NEW YORK -- So much for the "moratorium" on talks now that the NHL and NHL Players' Association resumed collective bargaining discussions Monday evening, the first formal negotiating between the two sides in more than a week.
They met at the league office for a little under 2 hours before finishing for the night. The meeting began shortly after 7 p.m. ET as NHLPA executive director Donald Fehr and 18 players arrived at the NHL offices in New York.
Maple Leafs general manager Brian Burke was in attendance with owners Jeremy Jacobs, Ted Leonsis and Murray Edwards.
The last time the sides sat at the negotiating table was Nov. 11, a short session that ended after less than an hour. The league and the union tried to gain traction on player contracting issues but to no avail.

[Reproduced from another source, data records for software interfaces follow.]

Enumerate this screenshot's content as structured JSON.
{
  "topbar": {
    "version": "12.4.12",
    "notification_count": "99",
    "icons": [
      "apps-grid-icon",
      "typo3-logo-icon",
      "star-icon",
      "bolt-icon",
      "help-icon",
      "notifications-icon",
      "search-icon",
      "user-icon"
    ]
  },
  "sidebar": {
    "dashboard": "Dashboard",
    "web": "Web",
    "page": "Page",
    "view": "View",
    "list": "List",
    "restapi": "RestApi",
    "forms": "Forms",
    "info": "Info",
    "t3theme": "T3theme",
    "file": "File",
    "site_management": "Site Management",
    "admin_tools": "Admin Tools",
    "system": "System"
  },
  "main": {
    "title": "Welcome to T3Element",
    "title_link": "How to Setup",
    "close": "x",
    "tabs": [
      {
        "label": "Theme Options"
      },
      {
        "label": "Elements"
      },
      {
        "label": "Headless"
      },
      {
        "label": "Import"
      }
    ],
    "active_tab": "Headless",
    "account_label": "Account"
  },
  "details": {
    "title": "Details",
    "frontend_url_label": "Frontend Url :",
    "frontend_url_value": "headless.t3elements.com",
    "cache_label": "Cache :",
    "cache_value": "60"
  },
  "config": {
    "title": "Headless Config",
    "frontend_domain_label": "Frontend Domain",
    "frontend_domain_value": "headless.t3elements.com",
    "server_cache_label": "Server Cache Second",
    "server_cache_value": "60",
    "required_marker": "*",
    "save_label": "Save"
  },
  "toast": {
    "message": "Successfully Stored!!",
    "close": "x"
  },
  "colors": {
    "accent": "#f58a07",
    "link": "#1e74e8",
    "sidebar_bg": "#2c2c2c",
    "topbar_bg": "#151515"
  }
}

Details of Monday's agenda remain unclear. The sides have failed to forge common ground on any of the key divisive issues.
Will the NHLPA submit a new proposal or offer any new ideas?

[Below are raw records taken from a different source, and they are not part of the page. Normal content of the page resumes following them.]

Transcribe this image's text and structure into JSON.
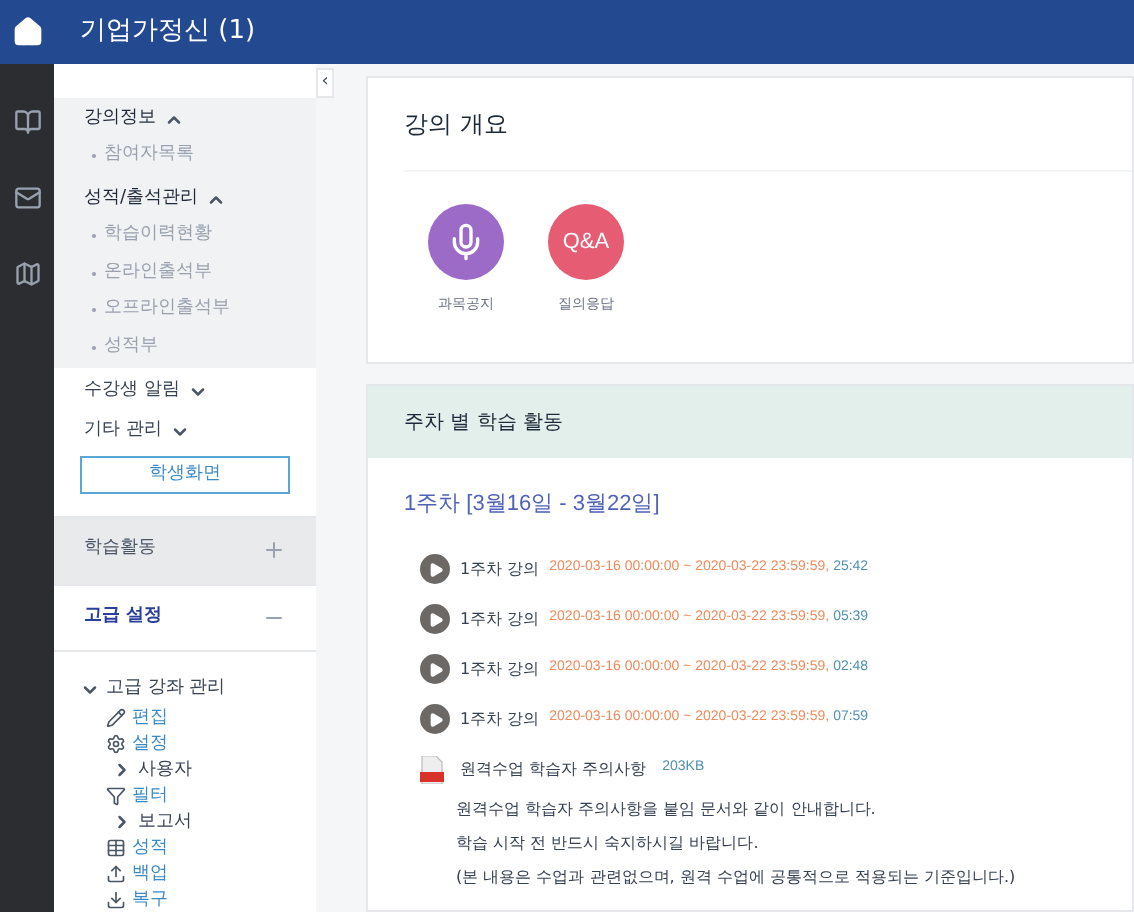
{
  "header": {
    "title": "기업가정신 (1)"
  },
  "sidebar": {
    "sections": [
      {
        "title": "강의정보",
        "expanded": true,
        "items": [
          "참여자목록"
        ]
      },
      {
        "title": "성적/출석관리",
        "expanded": true,
        "items": [
          "학습이력현황",
          "온라인출석부",
          "오프라인출석부",
          "성적부"
        ]
      }
    ],
    "menus": [
      {
        "label": "수강생 알림",
        "expanded": false
      },
      {
        "label": "기타 관리",
        "expanded": false
      }
    ],
    "student_view_button": "학생화면",
    "blocks": [
      {
        "title": "학습활동",
        "expanded": false
      },
      {
        "title": "고급 설정",
        "expanded": true
      }
    ],
    "tree": {
      "label": "고급 강좌 관리",
      "expanded": true,
      "children": [
        {
          "kind": "link",
          "label": "편집"
        },
        {
          "kind": "link",
          "label": "설정"
        },
        {
          "kind": "branch",
          "label": "사용자",
          "expanded": false
        },
        {
          "kind": "link",
          "label": "필터"
        },
        {
          "kind": "branch",
          "label": "보고서",
          "expanded": false
        },
        {
          "kind": "link",
          "label": "성적"
        },
        {
          "kind": "link",
          "label": "백업"
        },
        {
          "kind": "link",
          "label": "복구"
        }
      ]
    }
  },
  "collapse_tab": "‹",
  "overview": {
    "title": "강의 개요",
    "shortcuts": [
      {
        "kind": "mic",
        "label": "과목공지",
        "color": "#9c6bc7"
      },
      {
        "kind": "qa",
        "badge": "Q&A",
        "label": "질의응답",
        "color": "#e65c72"
      }
    ]
  },
  "weekly": {
    "title": "주차 별 학습 활동",
    "week_title": "1주차 [3월16일 - 3월22일]",
    "lectures": [
      {
        "name": "1주차 강의",
        "period": "2020-03-16 00:00:00 ~ 2020-03-22 23:59:59,",
        "duration": "25:42"
      },
      {
        "name": "1주차 강의",
        "period": "2020-03-16 00:00:00 ~ 2020-03-22 23:59:59,",
        "duration": "05:39"
      },
      {
        "name": "1주차 강의",
        "period": "2020-03-16 00:00:00 ~ 2020-03-22 23:59:59,",
        "duration": "02:48"
      },
      {
        "name": "1주차 강의",
        "period": "2020-03-16 00:00:00 ~ 2020-03-22 23:59:59,",
        "duration": "07:59"
      }
    ],
    "file": {
      "name": "원격수업 학습자 주의사항",
      "size": "203KB"
    },
    "notes": [
      "원격수업 학습자 주의사항을 붙임 문서와 같이 안내합니다.",
      "학습 시작 전 반드시 숙지하시길 바랍니다.",
      "(본 내용은 수업과 관련없으며, 원격 수업에 공통적으로 적용되는 기준입니다.)"
    ]
  }
}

"I have no idea," NHL deputy commissioner Bill Daly said via email.
Daly told numerous media outlets over the weekend that there are no expectations for the meeting and that the union will set the agenda. The meeting was made at the request of the union.
Kris Versteeg will be hoping not only for a new CBA, but the Panthers forward would also like to see Daly and commissioner Gary Bettman step down.

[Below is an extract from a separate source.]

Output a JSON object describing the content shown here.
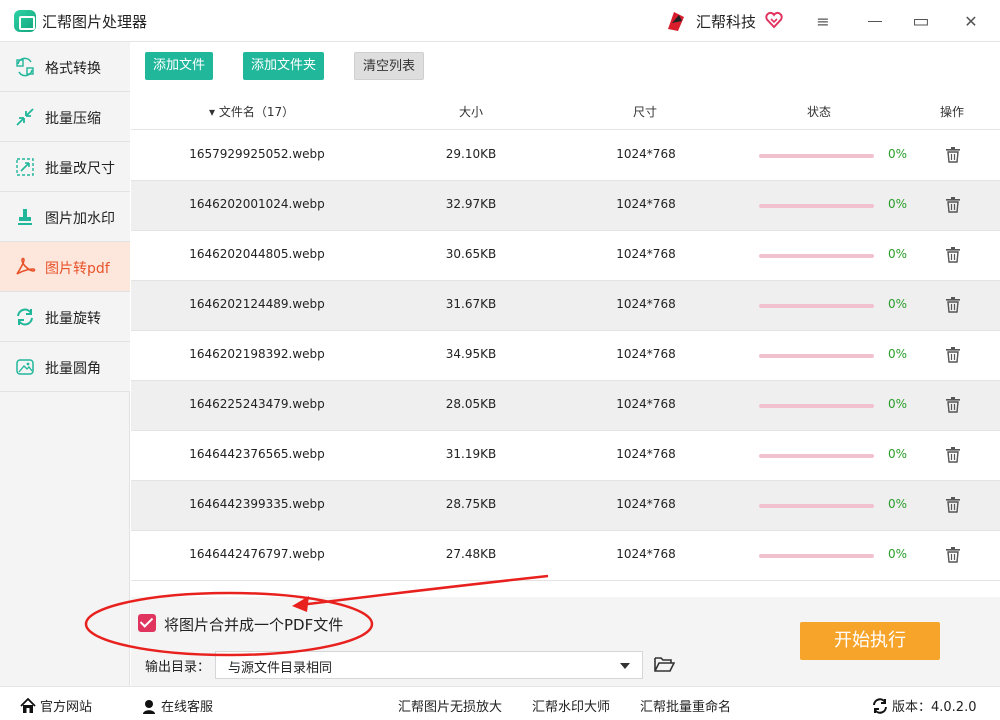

"You've got to cut out the cancers," Versteeg told TSN 1050 Monday, "and I think when you look at Bill Daly and Bettman, they've been polluting this game for far too long."
Versteeg believes the fans have "been left with too many bad tastes in their mouths for too many years."
Bettman, responding to an "idiot" comment from the Red Wings' Ian White, told the Winnipeg Free Press on Sunday: "I love the players. Nobody should think for a moment that I don't. If I didn't I wouldn't do this job. I couldn't do this job. I believe in the players. I don't believe in what's going on right now. It's part of the business of the game. The least attractive part of the game."
Last week, Bettman suggested to Fehr that the sides take a two-week break from discussions. The proposed moratorium -- which, a league source said, was suggested to Fehr after he said he wasn't sure how to proceed in the negotiations -- was not received well by the union or fans.
The lockout already has forced the league to cancel 327 regular-season games, including the Winter Classic, and may result in another canceling of a significant chunk of the schedule soon.
Information from The Associated Press was used in this report.